European Parliament Adopts Resolution Condemning Russian Occupation of Georgian Territories

On June 14th the European Parliament passed a resolution entitled, “Georgian Occupied Territories Ten Years after the Russian Invasion”, in which it condemned Russia’s occupation of the historic Georgian territories of Abkhazia and the Tskhinvali Region. The Resolution was co-sponsored by 50 members of the European Parliament, and stresses Georgian sovereignty and territorial integrity. The EP calls Russian occupation of the regions, “an attack on the European Order”. The document, “demands that the Russian Federation reverse its decision to recognize the so-called independence of the Georgian territories of Abkhazia and Tskhinvali Region/South Ossetia; condemns the decision by Venezuela, Nicaragua, Syria and Nauru to recognize Abkhazia and South Ossetia, and calls for this recognition to be withdrawn”. Additionally, the Resolution asserts that the Russians have not implemented the ceasefire agreement from 2008, and are undermining international law.


According to the document, Russia has been constructing new military bases, and brining in troops to both territories, thereby increasing their illegal military presence in the area. Hundreds of thousands of people have been forcibly displaced from Abkhazia and the Tskinavili Region, and these refugees have been subject to ethnic cleansing and human rights violations including the denial of the right to property, right to access of education in the native language, and freedom of residence and movement. The EP says that illegal detentions and kidnappings are also continuing to take place. Additionally, the document demands that Russia stop putting physical barriers on the Administrative Boundary Line (ABL) and blocking access to crossing points in attempts to isolate the regions. The EP also condemns Russia’s “borderisation” in which they are moving the ABL ever closer to Tbilisi-controlled territory and critical infrastructure. Also moving closer to Tbilisi- controlled territory are Russia’s attempts isolate territory and eradicate Georgian culture. The ICC is conducting an investigation of human rights violations and war crimes, and the EP urges Georgia to continue to cooperate with the Court.  Moreover, the EP demands that the Russian Federation allow the European Monitoring Mission in Georgia (EUMM) access to the occupied territories, as was part of the 2008 cease-fire agreement.

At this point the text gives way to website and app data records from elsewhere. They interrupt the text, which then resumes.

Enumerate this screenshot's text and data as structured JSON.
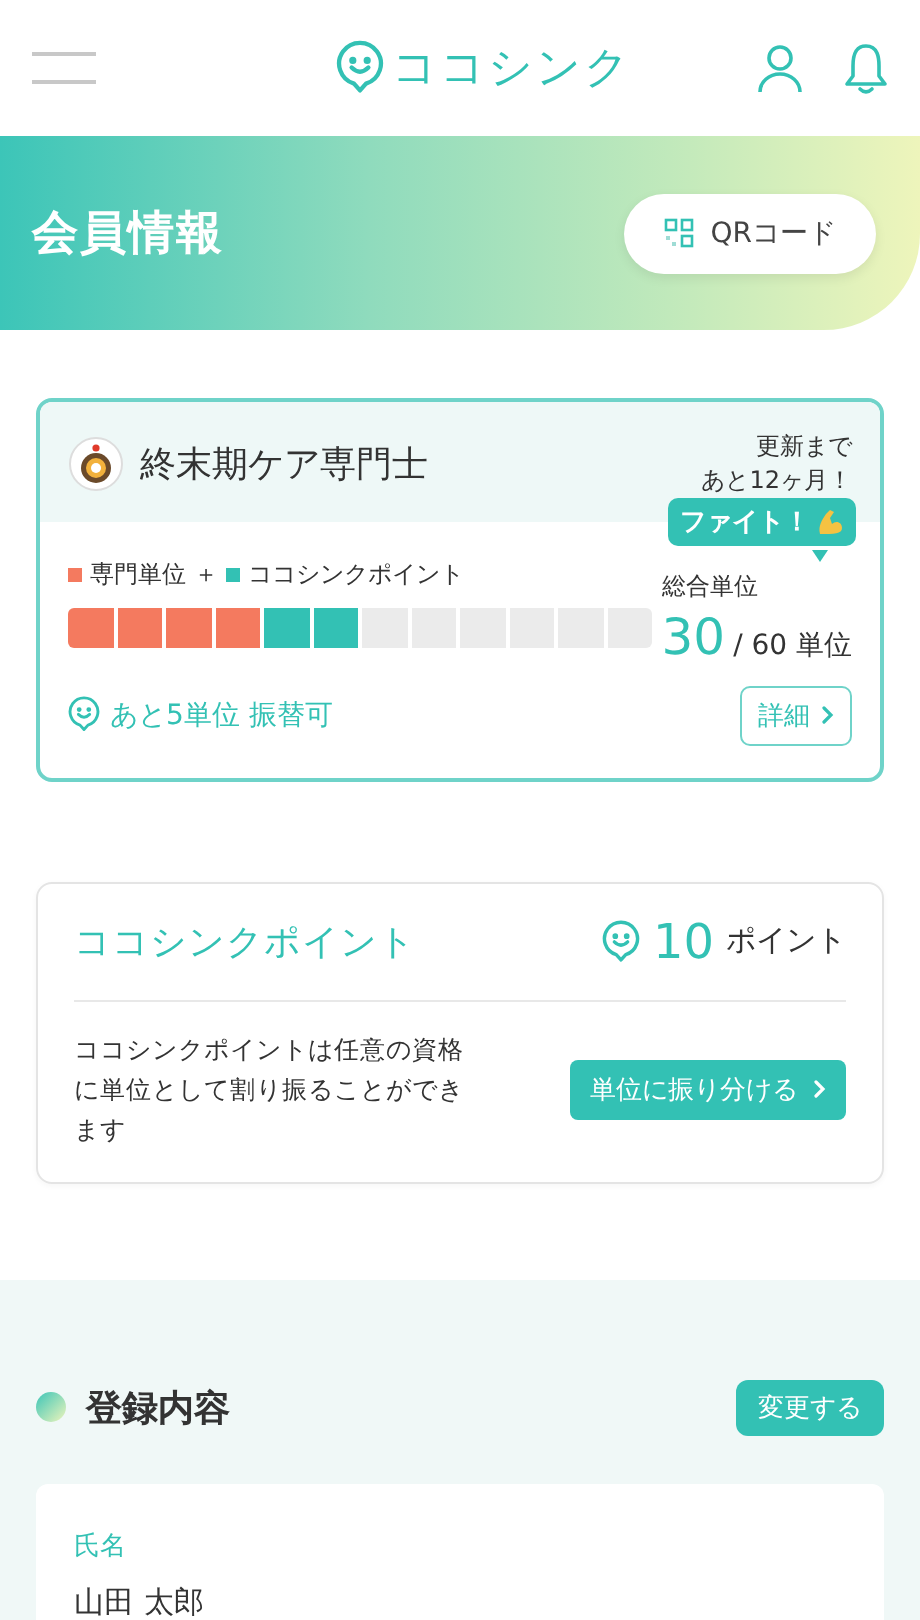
{
  "header": {
    "logo": "ココシンク"
  },
  "banner": {
    "title": "会員情報",
    "qr_button": "QRコード"
  },
  "certification": {
    "name": "終末期ケア専門士",
    "renewal": [
      "更新まで",
      "あと12ヶ月！"
    ],
    "cheer": "ファイト！",
    "legend": [
      {
        "label": "専門単位",
        "color": "#f47a5f"
      },
      {
        "label": "ココシンクポイント",
        "color": "#33c1b4"
      }
    ],
    "legend_joiner": "＋",
    "segments": [
      {
        "kind": "specialty"
      },
      {
        "kind": "specialty"
      },
      {
        "kind": "specialty"
      },
      {
        "kind": "specialty"
      },
      {
        "kind": "point"
      },
      {
        "kind": "point"
      },
      {
        "kind": "empty"
      },
      {
        "kind": "empty"
      },
      {
        "kind": "empty"
      },
      {
        "kind": "empty"
      },
      {
        "kind": "empty"
      },
      {
        "kind": "empty"
      }
    ],
    "total_label": "総合単位",
    "total_value": "30",
    "total_max": "/ 60 単位",
    "transfer_note": "あと5単位 振替可",
    "detail_button": "詳細"
  },
  "points": {
    "title": "ココシンクポイント",
    "value": "10",
    "unit": "ポイント",
    "description": "ココシンクポイントは任意の資格に単位として割り振ることができます",
    "assign_button": "単位に振り分ける"
  },
  "registration": {
    "title": "登録内容",
    "edit_button": "変更する",
    "fields": [
      {
        "label": "氏名",
        "value": "山田 太郎"
      }
    ]
  }
}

The Resolution is supportive of Georgia’s peace initiative entitled, “A Step to a Better Future”. The goal of the initiative is to improve living conditions for people living in Abkhazia and the Tskinavili Region, and to facilitate contact and trust between divided communities. Perhaps most importantly, the document reaffirms the EU’s unwavering support of Georgia and the peace effort; “The EU remains firmly committed to a peaceful resolution of the Russia-Georgia conflict in full compliance with the fundamental norms and principles of international law”.

Link for Full Resolution: